Facebook had already cancelled an event it had planned at the Moscone Centre in San Francisco a week back. Pixabay

 Big technology players such as Facebook and Sony have pulled out of the forthcoming Games Developer Conference (GDC) over concerns of the deadly coronavirus outbreak. This comes after coronavirus derailed the world’s biggest mobile exhibition — the Mobile World Congress (MWC) in Barcelona.

Just one day after announcing it wouldn’t be attending PAX East, Sony confirmed that it also won’t be attending the Game Developers Conference (GDC) this March in San Francisco also due to coronavirus concerns, Android Central reported on Thursday.

It is pertinent to note that Sony had cancelled plans for MWC as well and the novel coronavirus situation in China has caused a lot of distress across the tech industry.

Facebook had already cancelled an event it had planned at the Moscone Centre in San Francisco a week back.

Coronavirus
Big technology players such as Facebook and Sony have pulled out of the forthcoming Games Developer Conference (GDC) over concerns of the deadly coronavirus outbreak. This comes after coronavirus derailed the world’s biggest mobile exhibition — the Mobile World Congress (MWC) in Barcelona. VOA

Facebook, which owns VR company Oculus, also announced it won’t be attending GDC in either capacity. Chris Pruett, the director of content ecosystem at Oculus, said in a statement, “Out of concern for the health and safety of our employees, our dev partners, and the GDC community as a whole, Facebook’s AR/VR and Gaming teams won’t be attending this year’s Game Developers Conference due to the evolving public health risks related to COVID-19”, the report added.

ALSO READ: “Should Online Platforms Be Liable for User Posts?”, Asks U.S Attorney General William Barr
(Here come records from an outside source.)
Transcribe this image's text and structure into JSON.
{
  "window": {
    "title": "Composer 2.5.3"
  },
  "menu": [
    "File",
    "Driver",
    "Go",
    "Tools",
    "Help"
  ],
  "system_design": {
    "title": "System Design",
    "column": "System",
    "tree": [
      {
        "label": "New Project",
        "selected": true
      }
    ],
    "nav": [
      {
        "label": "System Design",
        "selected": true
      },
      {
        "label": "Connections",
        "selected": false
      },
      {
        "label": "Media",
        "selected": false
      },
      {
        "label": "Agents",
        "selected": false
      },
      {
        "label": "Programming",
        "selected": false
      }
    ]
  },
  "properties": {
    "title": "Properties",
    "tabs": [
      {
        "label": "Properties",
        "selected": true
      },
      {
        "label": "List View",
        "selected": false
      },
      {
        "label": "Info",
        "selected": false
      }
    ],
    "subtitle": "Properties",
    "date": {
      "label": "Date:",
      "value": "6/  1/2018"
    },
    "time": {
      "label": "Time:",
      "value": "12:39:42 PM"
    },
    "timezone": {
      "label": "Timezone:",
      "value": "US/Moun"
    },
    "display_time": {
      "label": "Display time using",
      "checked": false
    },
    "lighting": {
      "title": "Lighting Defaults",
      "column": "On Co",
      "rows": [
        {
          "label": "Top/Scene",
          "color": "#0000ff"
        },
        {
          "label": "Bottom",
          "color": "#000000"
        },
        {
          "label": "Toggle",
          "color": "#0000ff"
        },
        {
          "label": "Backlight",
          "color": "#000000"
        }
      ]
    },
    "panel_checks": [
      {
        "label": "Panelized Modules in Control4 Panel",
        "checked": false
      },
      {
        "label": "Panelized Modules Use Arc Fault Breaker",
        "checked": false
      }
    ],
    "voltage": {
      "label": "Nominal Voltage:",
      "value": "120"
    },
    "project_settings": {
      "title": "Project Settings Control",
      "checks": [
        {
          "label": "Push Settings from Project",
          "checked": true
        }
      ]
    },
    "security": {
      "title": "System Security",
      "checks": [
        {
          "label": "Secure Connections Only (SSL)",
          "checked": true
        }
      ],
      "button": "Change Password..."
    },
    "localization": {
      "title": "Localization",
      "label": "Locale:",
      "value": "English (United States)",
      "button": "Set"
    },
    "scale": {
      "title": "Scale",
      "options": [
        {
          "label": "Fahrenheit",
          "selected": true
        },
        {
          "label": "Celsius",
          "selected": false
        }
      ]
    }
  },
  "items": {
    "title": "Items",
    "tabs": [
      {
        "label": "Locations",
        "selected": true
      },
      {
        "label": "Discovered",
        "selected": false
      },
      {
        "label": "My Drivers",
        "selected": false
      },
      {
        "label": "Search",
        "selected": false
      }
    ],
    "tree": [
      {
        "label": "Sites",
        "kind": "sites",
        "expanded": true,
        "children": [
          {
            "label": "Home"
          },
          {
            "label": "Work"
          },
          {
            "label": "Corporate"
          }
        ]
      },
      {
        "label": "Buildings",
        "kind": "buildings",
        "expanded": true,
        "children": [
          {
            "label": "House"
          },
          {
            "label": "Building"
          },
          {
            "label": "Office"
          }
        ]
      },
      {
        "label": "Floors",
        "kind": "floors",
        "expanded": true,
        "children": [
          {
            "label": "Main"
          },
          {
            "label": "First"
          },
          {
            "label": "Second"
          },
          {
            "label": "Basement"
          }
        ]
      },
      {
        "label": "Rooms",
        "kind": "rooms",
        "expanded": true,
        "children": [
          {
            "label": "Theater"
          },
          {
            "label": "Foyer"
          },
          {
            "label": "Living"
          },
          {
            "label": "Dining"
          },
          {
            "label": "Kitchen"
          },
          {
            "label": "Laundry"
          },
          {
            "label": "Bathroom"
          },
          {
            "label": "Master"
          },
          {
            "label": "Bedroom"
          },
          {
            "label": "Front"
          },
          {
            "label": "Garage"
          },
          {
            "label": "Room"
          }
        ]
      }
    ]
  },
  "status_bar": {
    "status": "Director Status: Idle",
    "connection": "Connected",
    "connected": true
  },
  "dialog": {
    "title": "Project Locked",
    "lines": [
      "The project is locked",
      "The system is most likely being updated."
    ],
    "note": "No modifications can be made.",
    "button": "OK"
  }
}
Earlier this month, global telecom industry body GSMA cancelled the 2020 edition of the tech industry’s biggest event — MWC due to health safety concerns around novel coronavirus outbreak. (IANS)